Calodendrum capense, common name Cape chestnut, is native to the east side of the African continent from the equatorial highlands of Kenya at its northern limit southwards through isolated mountains in Tanzania to both sides of Lake Malawi, the Mashonaland Plateau and Eastern Highlands of Zimbabwe, and then along the lower slopes of the Drakensberg Mountains of South Africa and in coastal forests from Port Elizabeth to Cape Town. The tree can reach 20 metres high in a forest, but in cultivation it is more likely to reach 10 metres, with a spreading canopy. The trunk is smooth and grey and the leaves are ovate up to 22 cm long and 10 cm wide. The large pink flowers are produced in terminal panicles and cover the tree canopy in the early summer. Cape chestnut oil, obtained from the seeds, otherwise known as Yangu oil, is a popular oil in African cosmetics. The seeds are eaten by birds and monkeys. Planted in 2022.

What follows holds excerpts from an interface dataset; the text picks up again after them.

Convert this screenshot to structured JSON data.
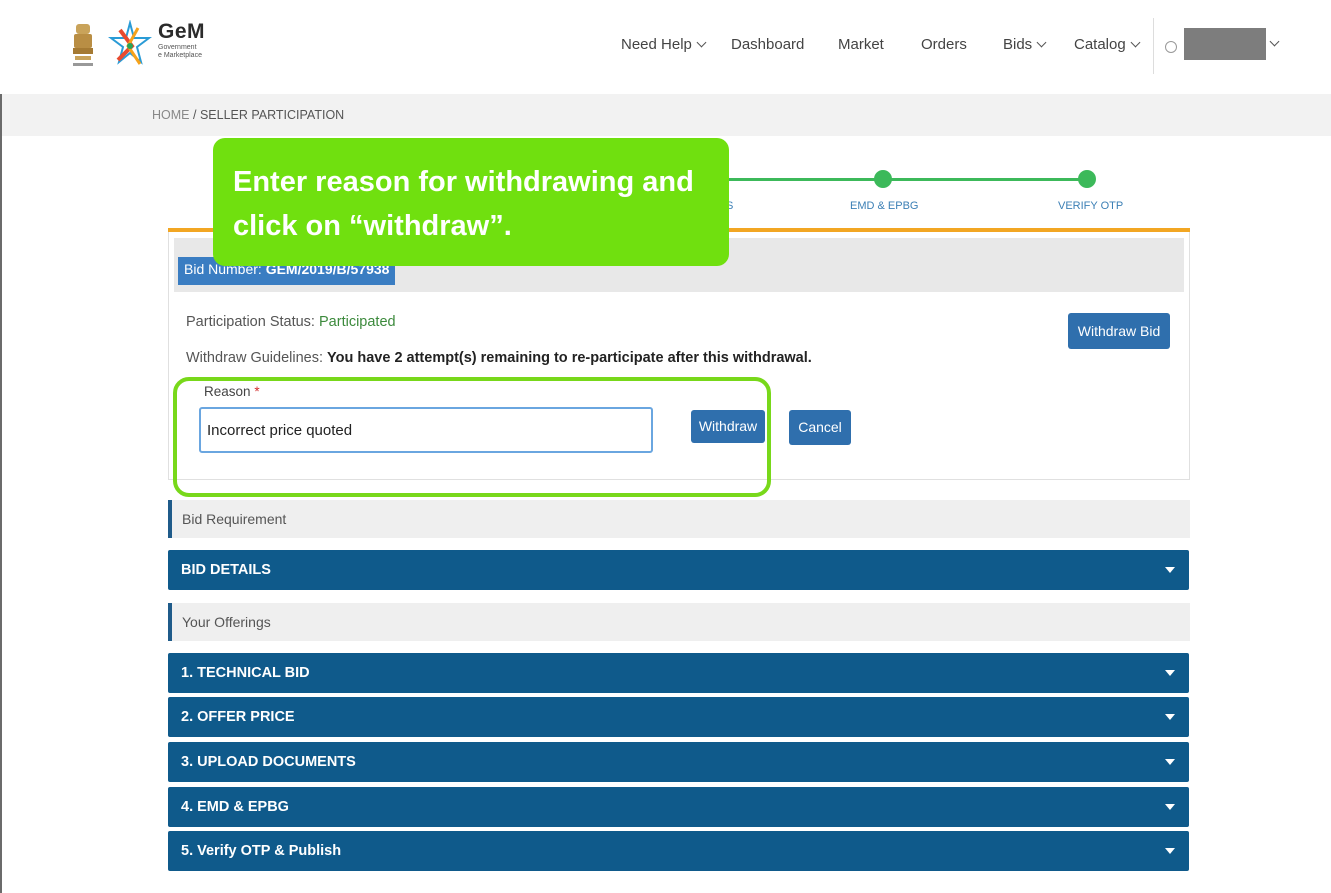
{
  "header": {
    "brand": {
      "title": "GeM",
      "subtitle_line1": "Government",
      "subtitle_line2": "e Marketplace"
    },
    "nav": [
      {
        "label": "Need Help",
        "dropdown": true
      },
      {
        "label": "Dashboard",
        "dropdown": false
      },
      {
        "label": "Market",
        "dropdown": false
      },
      {
        "label": "Orders",
        "dropdown": false
      },
      {
        "label": "Bids",
        "dropdown": true
      },
      {
        "label": "Catalog",
        "dropdown": true
      }
    ]
  },
  "breadcrumb": {
    "home": "HOME",
    "separator": "/",
    "current": "SELLER PARTICIPATION"
  },
  "stepper": {
    "steps": [
      {
        "label": "S"
      },
      {
        "label": "EMD & EPBG"
      },
      {
        "label": "VERIFY OTP"
      }
    ],
    "color": "#3cb95a"
  },
  "callout": {
    "line1": "Enter reason for withdrawing and",
    "line2": "click on “withdraw”.",
    "color": "#70e00f"
  },
  "panel": {
    "bid_number_label": "Bid Number:",
    "bid_number_value": "GEM/2019/B/57938",
    "status_label": "Participation Status:",
    "status_value": "Participated",
    "guidelines_label": "Withdraw Guidelines:",
    "guidelines_value": "You have 2 attempt(s) remaining to re-participate after this withdrawal.",
    "withdraw_bid_label": "Withdraw Bid",
    "reason_label": "Reason",
    "reason_required": "*",
    "reason_value": "Incorrect price quoted",
    "withdraw_label": "Withdraw",
    "cancel_label": "Cancel"
  },
  "sections": {
    "bid_requirement": "Bid Requirement",
    "bid_details": "BID DETAILS",
    "your_offerings": "Your Offerings",
    "offerings": [
      "1. TECHNICAL BID",
      "2. OFFER PRICE",
      "3. UPLOAD DOCUMENTS",
      "4. EMD & EPBG",
      "5. Verify OTP & Publish"
    ]
  },
  "colors": {
    "accent": "#0f5a8b",
    "button": "#2f6fad",
    "highlight": "#78d81a",
    "panel_top": "#f2a623"
  }
}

264.00 Location A6 Latitude; -38.401346000000 Longitude;146.053296000000